> [Problem description]:
Copy every entry exactly as given, minus the images.

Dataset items
************
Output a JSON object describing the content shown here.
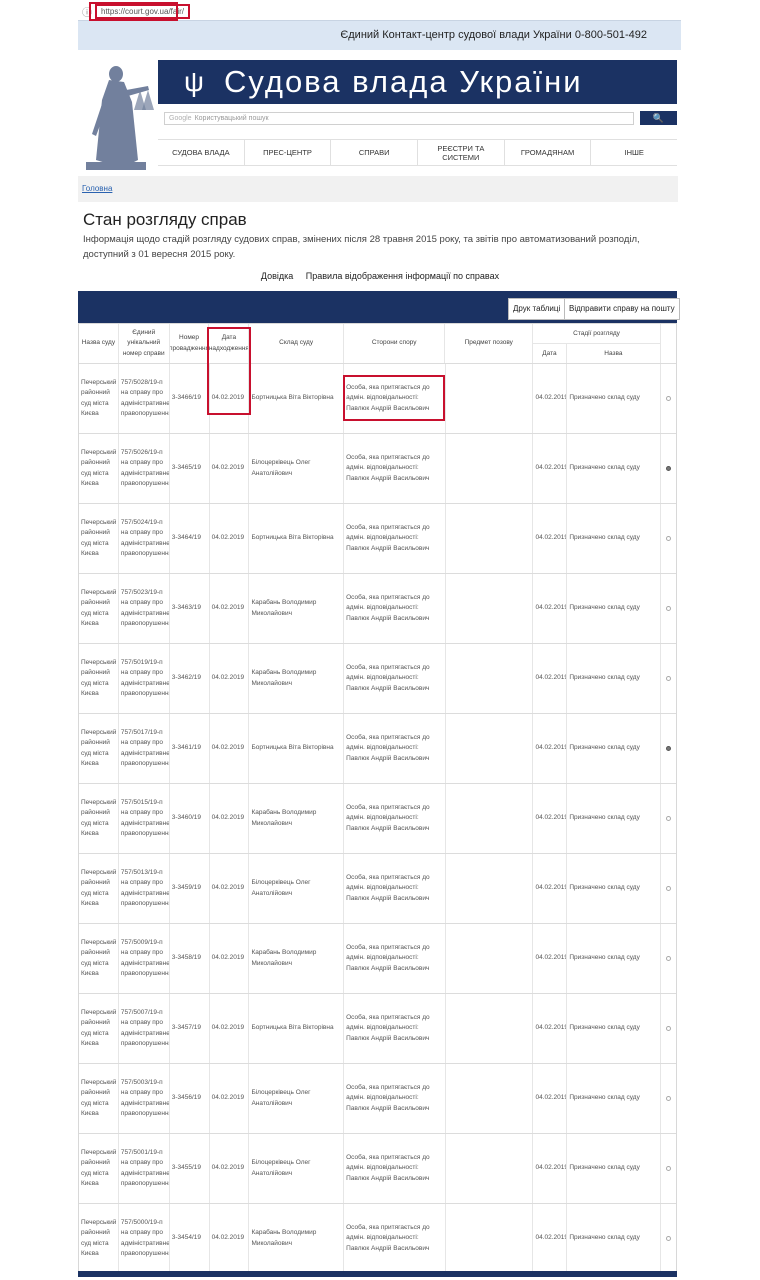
{
  "browser": {
    "url": "https://court.gov.ua/fair/"
  },
  "topbar": {
    "contact": "Єдиний Контакт-центр судової влади України 0-800-501-492"
  },
  "header": {
    "title": "Судова влада України"
  },
  "search": {
    "provider": "Google",
    "placeholder": "Користувацький пошук",
    "button": "🔍"
  },
  "nav": [
    "СУДОВА ВЛАДА",
    "ПРЕС-ЦЕНТР",
    "СПРАВИ",
    "РЕЄСТРИ ТА СИСТЕМИ",
    "ГРОМАДЯНАМ",
    "ІНШЕ"
  ],
  "breadcrumb": {
    "home": "Головна"
  },
  "page": {
    "title": "Стан розгляду справ",
    "intro": "Інформація щодо стадій розгляду судових справ, змінених після 28 травня 2015 року, та звітів про автоматизований розподіл, доступний з 01 вересня 2015 року.",
    "link_help": "Довідка",
    "link_rules": "Правила відображення інформації по справах"
  },
  "toolbar": {
    "print": "Друк таблиці",
    "send": "Відправити справу на пошту"
  },
  "table": {
    "headers": {
      "court": "Назва суду",
      "unique_number": "Єдиний унікальний номер справи",
      "proceeding_number": "Номер провадження",
      "date_received": "Дата надходження",
      "composition": "Склад суду",
      "parties": "Сторони спору",
      "subject": "Предмет позову",
      "stages": "Стадії розгляду",
      "stage_date": "Дата",
      "stage_name": "Назва"
    },
    "rows": [
      {
        "court": "Печерський районний суд міста Києва",
        "unique": "757/5028/19-п",
        "case_type": "на справу про адміністративне правопорушення",
        "proceeding": "3-3466/19",
        "date": "04.02.2019",
        "composition": "Бортницька Віта Вікторівна",
        "parties": "Особа, яка притягається до адмін. відповідальності: Павлюк Андрій Васильович",
        "subject": "",
        "stage_date": "04.02.2019",
        "stage_name": "Призначено склад суду",
        "selected": false
      },
      {
        "court": "Печерський районний суд міста Києва",
        "unique": "757/5026/19-п",
        "case_type": "на справу про адміністративне правопорушення",
        "proceeding": "3-3465/19",
        "date": "04.02.2019",
        "composition": "Білоцерківець Олег Анатолійович",
        "parties": "Особа, яка притягається до адмін. відповідальності: Павлюк Андрій Васильович",
        "subject": "",
        "stage_date": "04.02.2019",
        "stage_name": "Призначено склад суду",
        "selected": true
      },
      {
        "court": "Печерський районний суд міста Києва",
        "unique": "757/5024/19-п",
        "case_type": "на справу про адміністративне правопорушення",
        "proceeding": "3-3464/19",
        "date": "04.02.2019",
        "composition": "Бортницька Віта Вікторівна",
        "parties": "Особа, яка притягається до адмін. відповідальності: Павлюк Андрій Васильович",
        "subject": "",
        "stage_date": "04.02.2019",
        "stage_name": "Призначено склад суду",
        "selected": false
      },
      {
        "court": "Печерський районний суд міста Києва",
        "unique": "757/5023/19-п",
        "case_type": "на справу про адміністративне правопорушення",
        "proceeding": "3-3463/19",
        "date": "04.02.2019",
        "composition": "Карабань Володимир Миколайович",
        "parties": "Особа, яка притягається до адмін. відповідальності: Павлюк Андрій Васильович",
        "subject": "",
        "stage_date": "04.02.2019",
        "stage_name": "Призначено склад суду",
        "selected": false
      },
      {
        "court": "Печерський районний суд міста Києва",
        "unique": "757/5019/19-п",
        "case_type": "на справу про адміністративне правопорушення",
        "proceeding": "3-3462/19",
        "date": "04.02.2019",
        "composition": "Карабань Володимир Миколайович",
        "parties": "Особа, яка притягається до адмін. відповідальності: Павлюк Андрій Васильович",
        "subject": "",
        "stage_date": "04.02.2019",
        "stage_name": "Призначено склад суду",
        "selected": false
      },
      {
        "court": "Печерський районний суд міста Києва",
        "unique": "757/5017/19-п",
        "case_type": "на справу про адміністративне правопорушення",
        "proceeding": "3-3461/19",
        "date": "04.02.2019",
        "composition": "Бортницька Віта Вікторівна",
        "parties": "Особа, яка притягається до адмін. відповідальності: Павлюк Андрій Васильович",
        "subject": "",
        "stage_date": "04.02.2019",
        "stage_name": "Призначено склад суду",
        "selected": true
      },
      {
        "court": "Печерський районний суд міста Києва",
        "unique": "757/5015/19-п",
        "case_type": "на справу про адміністративне правопорушення",
        "proceeding": "3-3460/19",
        "date": "04.02.2019",
        "composition": "Карабань Володимир Миколайович",
        "parties": "Особа, яка притягається до адмін. відповідальності: Павлюк Андрій Васильович",
        "subject": "",
        "stage_date": "04.02.2019",
        "stage_name": "Призначено склад суду",
        "selected": false
      },
      {
        "court": "Печерський районний суд міста Києва",
        "unique": "757/5013/19-п",
        "case_type": "на справу про адміністративне правопорушення",
        "proceeding": "3-3459/19",
        "date": "04.02.2019",
        "composition": "Білоцерківець Олег Анатолійович",
        "parties": "Особа, яка притягається до адмін. відповідальності: Павлюк Андрій Васильович",
        "subject": "",
        "stage_date": "04.02.2019",
        "stage_name": "Призначено склад суду",
        "selected": false
      },
      {
        "court": "Печерський районний суд міста Києва",
        "unique": "757/5009/19-п",
        "case_type": "на справу про адміністративне правопорушення",
        "proceeding": "3-3458/19",
        "date": "04.02.2019",
        "composition": "Карабань Володимир Миколайович",
        "parties": "Особа, яка притягається до адмін. відповідальності: Павлюк Андрій Васильович",
        "subject": "",
        "stage_date": "04.02.2019",
        "stage_name": "Призначено склад суду",
        "selected": false
      },
      {
        "court": "Печерський районний суд міста Києва",
        "unique": "757/5007/19-п",
        "case_type": "на справу про адміністративне правопорушення",
        "proceeding": "3-3457/19",
        "date": "04.02.2019",
        "composition": "Бортницька Віта Вікторівна",
        "parties": "Особа, яка притягається до адмін. відповідальності: Павлюк Андрій Васильович",
        "subject": "",
        "stage_date": "04.02.2019",
        "stage_name": "Призначено склад суду",
        "selected": false
      },
      {
        "court": "Печерський районний суд міста Києва",
        "unique": "757/5003/19-п",
        "case_type": "на справу про адміністративне правопорушення",
        "proceeding": "3-3456/19",
        "date": "04.02.2019",
        "composition": "Білоцерківець Олег Анатолійович",
        "parties": "Особа, яка притягається до адмін. відповідальності: Павлюк Андрій Васильович",
        "subject": "",
        "stage_date": "04.02.2019",
        "stage_name": "Призначено склад суду",
        "selected": false
      },
      {
        "court": "Печерський районний суд міста Києва",
        "unique": "757/5001/19-п",
        "case_type": "на справу про адміністративне правопорушення",
        "proceeding": "3-3455/19",
        "date": "04.02.2019",
        "composition": "Білоцерківець Олег Анатолійович",
        "parties": "Особа, яка притягається до адмін. відповідальності: Павлюк Андрій Васильович",
        "subject": "",
        "stage_date": "04.02.2019",
        "stage_name": "Призначено склад суду",
        "selected": false
      },
      {
        "court": "Печерський районний суд міста Києва",
        "unique": "757/5000/19-п",
        "case_type": "на справу про адміністративне правопорушення",
        "proceeding": "3-3454/19",
        "date": "04.02.2019",
        "composition": "Карабань Володимир Миколайович",
        "parties": "Особа, яка притягається до адмін. відповідальності: Павлюк Андрій Васильович",
        "subject": "",
        "stage_date": "04.02.2019",
        "stage_name": "Призначено склад суду",
        "selected": false
      }
    ]
  },
  "colors": {
    "navy": "#1b3263",
    "highlight": "#c8102e",
    "link": "#2a62b0"
  }
}
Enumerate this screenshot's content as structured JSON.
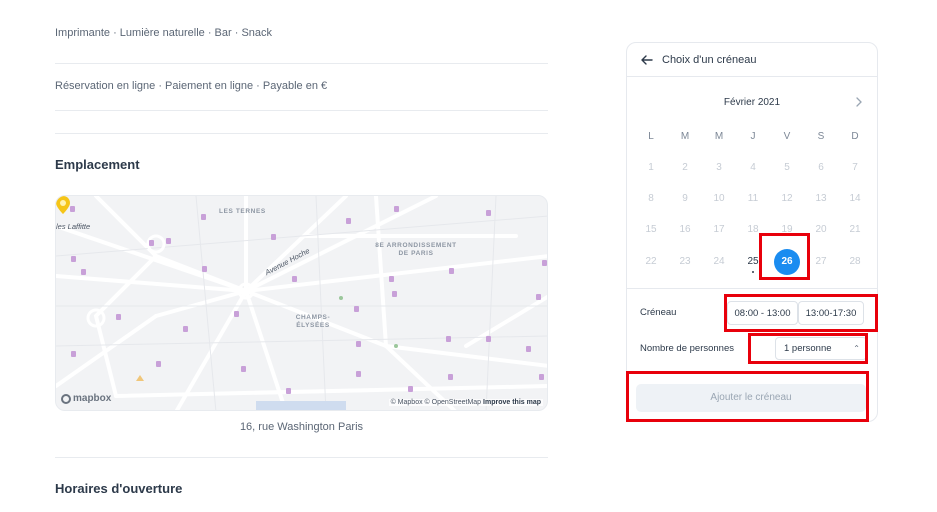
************
> [Written response]:
Output a JSON object describing the content shown here.
{
  "browser": {
    "url": "https://court.gov.ua/fair/"
  },
  "topbar": {
    "contact": "Єдиний Контакт-центр судової влади України 0-800-501-492"
  },
  "header": {
    "title": "Судова влада України"
  },
  "search": {
    "provider": "Google",
    "placeholder": "Користувацький пошук",
    "button": "🔍"
  },
  "nav": [
    "СУДОВА ВЛАДА",
    "ПРЕС-ЦЕНТР",
    "СПРАВИ",
    "РЕЄСТРИ ТА СИСТЕМИ",
    "ГРОМАДЯНАМ",
    "ІНШЕ"
  ],
  "breadcrumb": {
    "home": "Головна"
  },
  "page": {
    "title": "Стан розгляду справ",
    "intro": "Інформація щодо стадій розгляду судових справ, змінених після 28 травня 2015 року, та звітів про автоматизований розподіл, доступний з 01 вересня 2015 року.",
    "link_help": "Довідка",
    "link_rules": "Правила відображення інформації по справах"
  },
  "toolbar": {
    "print": "Друк таблиці",
    "send": "Відправити справу на пошту"
  },
  "table": {
    "headers": {
      "court": "Назва суду",
      "unique_number": "Єдиний унікальний номер справи",
      "proceeding_number": "Номер провадження",
      "date_received": "Дата надходження",
      "composition": "Склад суду",
      "parties": "Сторони спору",
      "subject": "Предмет позову",
      "stages": "Стадії розгляду",
      "stage_date": "Дата",
      "stage_name": "Назва"
    },
    "rows": [
      {
        "court": "Печерський районний суд міста Києва",
        "unique": "757/5028/19-п",
        "case_type": "на справу про адміністративне правопорушення",
        "proceeding": "3-3466/19",
        "date": "04.02.2019",
        "composition": "Бортницька Віта Вікторівна",
        "parties": "Особа, яка притягається до адмін. відповідальності: Павлюк Андрій Васильович",
        "subject": "",
        "stage_date": "04.02.2019",
        "stage_name": "Призначено склад суду",
        "selected": false
      },
      {
        "court": "Печерський районний суд міста Києва",
        "unique": "757/5026/19-п",
        "case_type": "на справу про адміністративне правопорушення",
        "proceeding": "3-3465/19",
        "date": "04.02.2019",
        "composition": "Білоцерківець Олег Анатолійович",
        "parties": "Особа, яка притягається до адмін. відповідальності: Павлюк Андрій Васильович",
        "subject": "",
        "stage_date": "04.02.2019",
        "stage_name": "Призначено склад суду",
        "selected": true
      },
      {
        "court": "Печерський районний суд міста Києва",
        "unique": "757/5024/19-п",
        "case_type": "на справу про адміністративне правопорушення",
        "proceeding": "3-3464/19",
        "date": "04.02.2019",
        "composition": "Бортницька Віта Вікторівна",
        "parties": "Особа, яка притягається до адмін. відповідальності: Павлюк Андрій Васильович",
        "subject": "",
        "stage_date": "04.02.2019",
        "stage_name": "Призначено склад суду",
        "selected": false
      },
      {
        "court": "Печерський районний суд міста Києва",
        "unique": "757/5023/19-п",
        "case_type": "на справу про адміністративне правопорушення",
        "proceeding": "3-3463/19",
        "date": "04.02.2019",
        "composition": "Карабань Володимир Миколайович",
        "parties": "Особа, яка притягається до адмін. відповідальності: Павлюк Андрій Васильович",
        "subject": "",
        "stage_date": "04.02.2019",
        "stage_name": "Призначено склад суду",
        "selected": false
      },
      {
        "court": "Печерський районний суд міста Києва",
        "unique": "757/5019/19-п",
        "case_type": "на справу про адміністративне правопорушення",
        "proceeding": "3-3462/19",
        "date": "04.02.2019",
        "composition": "Карабань Володимир Миколайович",
        "parties": "Особа, яка притягається до адмін. відповідальності: Павлюк Андрій Васильович",
        "subject": "",
        "stage_date": "04.02.2019",
        "stage_name": "Призначено склад суду",
        "selected": false
      },
      {
        "court": "Печерський районний суд міста Києва",
        "unique": "757/5017/19-п",
        "case_type": "на справу про адміністративне правопорушення",
        "proceeding": "3-3461/19",
        "date": "04.02.2019",
        "composition": "Бортницька Віта Вікторівна",
        "parties": "Особа, яка притягається до адмін. відповідальності: Павлюк Андрій Васильович",
        "subject": "",
        "stage_date": "04.02.2019",
        "stage_name": "Призначено склад суду",
        "selected": true
      },
      {
        "court": "Печерський районний суд міста Києва",
        "unique": "757/5015/19-п",
        "case_type": "на справу про адміністративне правопорушення",
        "proceeding": "3-3460/19",
        "date": "04.02.2019",
        "composition": "Карабань Володимир Миколайович",
        "parties": "Особа, яка притягається до адмін. відповідальності: Павлюк Андрій Васильович",
        "subject": "",
        "stage_date": "04.02.2019",
        "stage_name": "Призначено склад суду",
        "selected": false
      },
      {
        "court": "Печерський районний суд міста Києва",
        "unique": "757/5013/19-п",
        "case_type": "на справу про адміністративне правопорушення",
        "proceeding": "3-3459/19",
        "date": "04.02.2019",
        "composition": "Білоцерківець Олег Анатолійович",
        "parties": "Особа, яка притягається до адмін. відповідальності: Павлюк Андрій Васильович",
        "subject": "",
        "stage_date": "04.02.2019",
        "stage_name": "Призначено склад суду",
        "selected": false
      },
      {
        "court": "Печерський районний суд міста Києва",
        "unique": "757/5009/19-п",
        "case_type": "на справу про адміністративне правопорушення",
        "proceeding": "3-3458/19",
        "date": "04.02.2019",
        "composition": "Карабань Володимир Миколайович",
        "parties": "Особа, яка притягається до адмін. відповідальності: Павлюк Андрій Васильович",
        "subject": "",
        "stage_date": "04.02.2019",
        "stage_name": "Призначено склад суду",
        "selected": false
      },
      {
        "court": "Печерський районний суд міста Києва",
        "unique": "757/5007/19-п",
        "case_type": "на справу про адміністративне правопорушення",
        "proceeding": "3-3457/19",
        "date": "04.02.2019",
        "composition": "Бортницька Віта Вікторівна",
        "parties": "Особа, яка притягається до адмін. відповідальності: Павлюк Андрій Васильович",
        "subject": "",
        "stage_date": "04.02.2019",
        "stage_name": "Призначено склад суду",
        "selected": false
      },
      {
        "court": "Печерський районний суд міста Києва",
        "unique": "757/5003/19-п",
        "case_type": "на справу про адміністративне правопорушення",
        "proceeding": "3-3456/19",
        "date": "04.02.2019",
        "composition": "Білоцерківець Олег Анатолійович",
        "parties": "Особа, яка притягається до адмін. відповідальності: Павлюк Андрій Васильович",
        "subject": "",
        "stage_date": "04.02.2019",
        "stage_name": "Призначено склад суду",
        "selected": false
      },
      {
        "court": "Печерський районний суд міста Києва",
        "unique": "757/5001/19-п",
        "case_type": "на справу про адміністративне правопорушення",
        "proceeding": "3-3455/19",
        "date": "04.02.2019",
        "composition": "Білоцерківець Олег Анатолійович",
        "parties": "Особа, яка притягається до адмін. відповідальності: Павлюк Андрій Васильович",
        "subject": "",
        "stage_date": "04.02.2019",
        "stage_name": "Призначено склад суду",
        "selected": false
      },
      {
        "court": "Печерський районний суд міста Києва",
        "unique": "757/5000/19-п",
        "case_type": "на справу про адміністративне правопорушення",
        "proceeding": "3-3454/19",
        "date": "04.02.2019",
        "composition": "Карабань Володимир Миколайович",
        "parties": "Особа, яка притягається до адмін. відповідальності: Павлюк Андрій Васильович",
        "subject": "",
        "stage_date": "04.02.2019",
        "stage_name": "Призначено склад суду",
        "selected": false
      }
    ]
  },
  "colors": {
    "navy": "#1b3263",
    "highlight": "#c8102e",
    "link": "#2a62b0"
  }
}
Enumerate this screenshot's content as structured JSON.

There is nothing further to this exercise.